:: Your instructions ::
Scan the entries for "ondemand". Every line that holds it is to be copied.

:: Exercise data ::
◇ ◇ ◇ ◇ ◇ ◇ ◇
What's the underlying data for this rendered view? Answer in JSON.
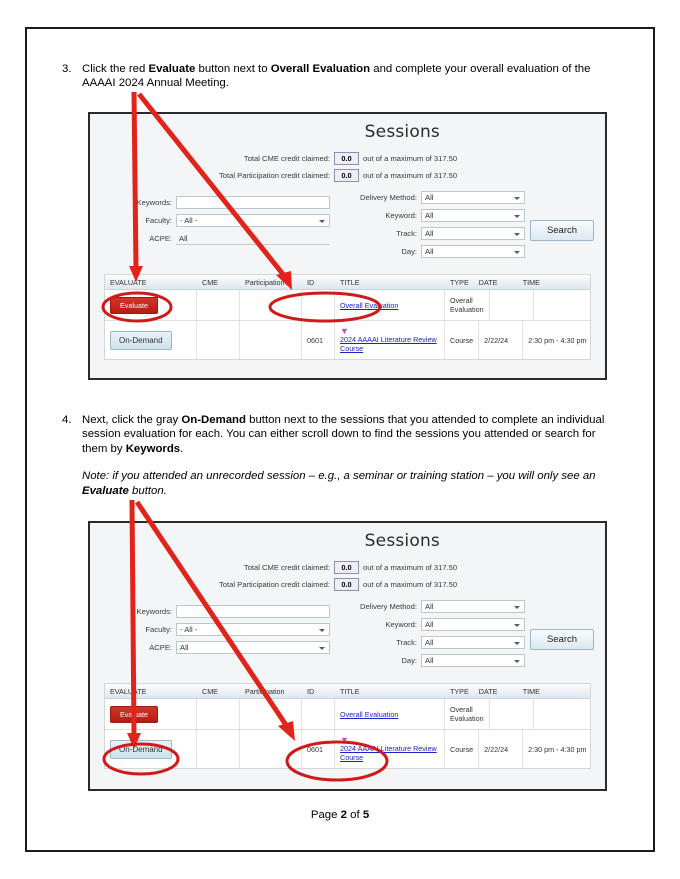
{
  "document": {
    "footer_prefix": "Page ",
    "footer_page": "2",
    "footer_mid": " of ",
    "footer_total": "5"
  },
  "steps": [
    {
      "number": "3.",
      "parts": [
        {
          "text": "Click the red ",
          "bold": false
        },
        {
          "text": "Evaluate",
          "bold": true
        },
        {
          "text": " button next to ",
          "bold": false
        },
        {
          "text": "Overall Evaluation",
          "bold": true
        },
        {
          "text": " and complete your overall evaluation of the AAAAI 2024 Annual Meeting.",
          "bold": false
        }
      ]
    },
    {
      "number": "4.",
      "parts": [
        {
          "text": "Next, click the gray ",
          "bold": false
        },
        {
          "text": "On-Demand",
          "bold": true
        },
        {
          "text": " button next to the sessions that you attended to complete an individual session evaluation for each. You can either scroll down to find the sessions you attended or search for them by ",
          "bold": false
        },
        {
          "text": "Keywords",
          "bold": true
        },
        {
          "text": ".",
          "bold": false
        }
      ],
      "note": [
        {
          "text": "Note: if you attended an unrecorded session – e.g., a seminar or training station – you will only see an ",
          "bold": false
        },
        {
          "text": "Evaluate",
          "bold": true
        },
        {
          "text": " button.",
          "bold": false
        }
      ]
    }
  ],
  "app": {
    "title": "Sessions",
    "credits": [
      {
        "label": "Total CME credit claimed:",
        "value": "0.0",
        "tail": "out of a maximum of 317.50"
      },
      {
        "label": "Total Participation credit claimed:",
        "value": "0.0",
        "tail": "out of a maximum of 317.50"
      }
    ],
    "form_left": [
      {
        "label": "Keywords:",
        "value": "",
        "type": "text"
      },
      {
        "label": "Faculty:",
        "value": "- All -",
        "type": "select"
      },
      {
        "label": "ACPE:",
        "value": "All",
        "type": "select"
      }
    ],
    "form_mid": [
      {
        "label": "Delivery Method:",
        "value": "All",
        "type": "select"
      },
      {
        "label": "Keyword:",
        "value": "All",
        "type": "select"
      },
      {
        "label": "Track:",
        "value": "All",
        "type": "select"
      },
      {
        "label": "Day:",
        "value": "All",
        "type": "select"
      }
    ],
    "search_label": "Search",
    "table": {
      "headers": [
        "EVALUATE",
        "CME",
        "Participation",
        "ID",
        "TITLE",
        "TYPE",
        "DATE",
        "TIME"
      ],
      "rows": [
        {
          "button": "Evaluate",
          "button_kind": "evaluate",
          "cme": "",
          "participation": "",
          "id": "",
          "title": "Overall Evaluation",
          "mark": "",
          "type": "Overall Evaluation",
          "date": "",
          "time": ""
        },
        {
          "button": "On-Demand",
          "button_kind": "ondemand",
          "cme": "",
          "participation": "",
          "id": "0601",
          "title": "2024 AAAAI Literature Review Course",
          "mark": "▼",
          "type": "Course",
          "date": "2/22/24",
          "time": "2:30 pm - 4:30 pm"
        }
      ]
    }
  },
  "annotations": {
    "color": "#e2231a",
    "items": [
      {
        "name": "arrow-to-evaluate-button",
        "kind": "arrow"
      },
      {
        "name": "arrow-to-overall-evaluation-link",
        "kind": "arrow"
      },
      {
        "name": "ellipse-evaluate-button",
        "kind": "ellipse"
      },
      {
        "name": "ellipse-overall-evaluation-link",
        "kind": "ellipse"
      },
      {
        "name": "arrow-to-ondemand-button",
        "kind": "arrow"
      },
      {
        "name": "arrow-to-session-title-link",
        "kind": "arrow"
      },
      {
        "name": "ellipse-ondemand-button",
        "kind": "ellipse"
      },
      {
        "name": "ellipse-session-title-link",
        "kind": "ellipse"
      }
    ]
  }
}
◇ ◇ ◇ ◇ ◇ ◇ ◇
:: Problem solution ::
          "button_kind": "ondemand",
        "name": "arrow-to-ondemand-button",
        "name": "ellipse-ondemand-button",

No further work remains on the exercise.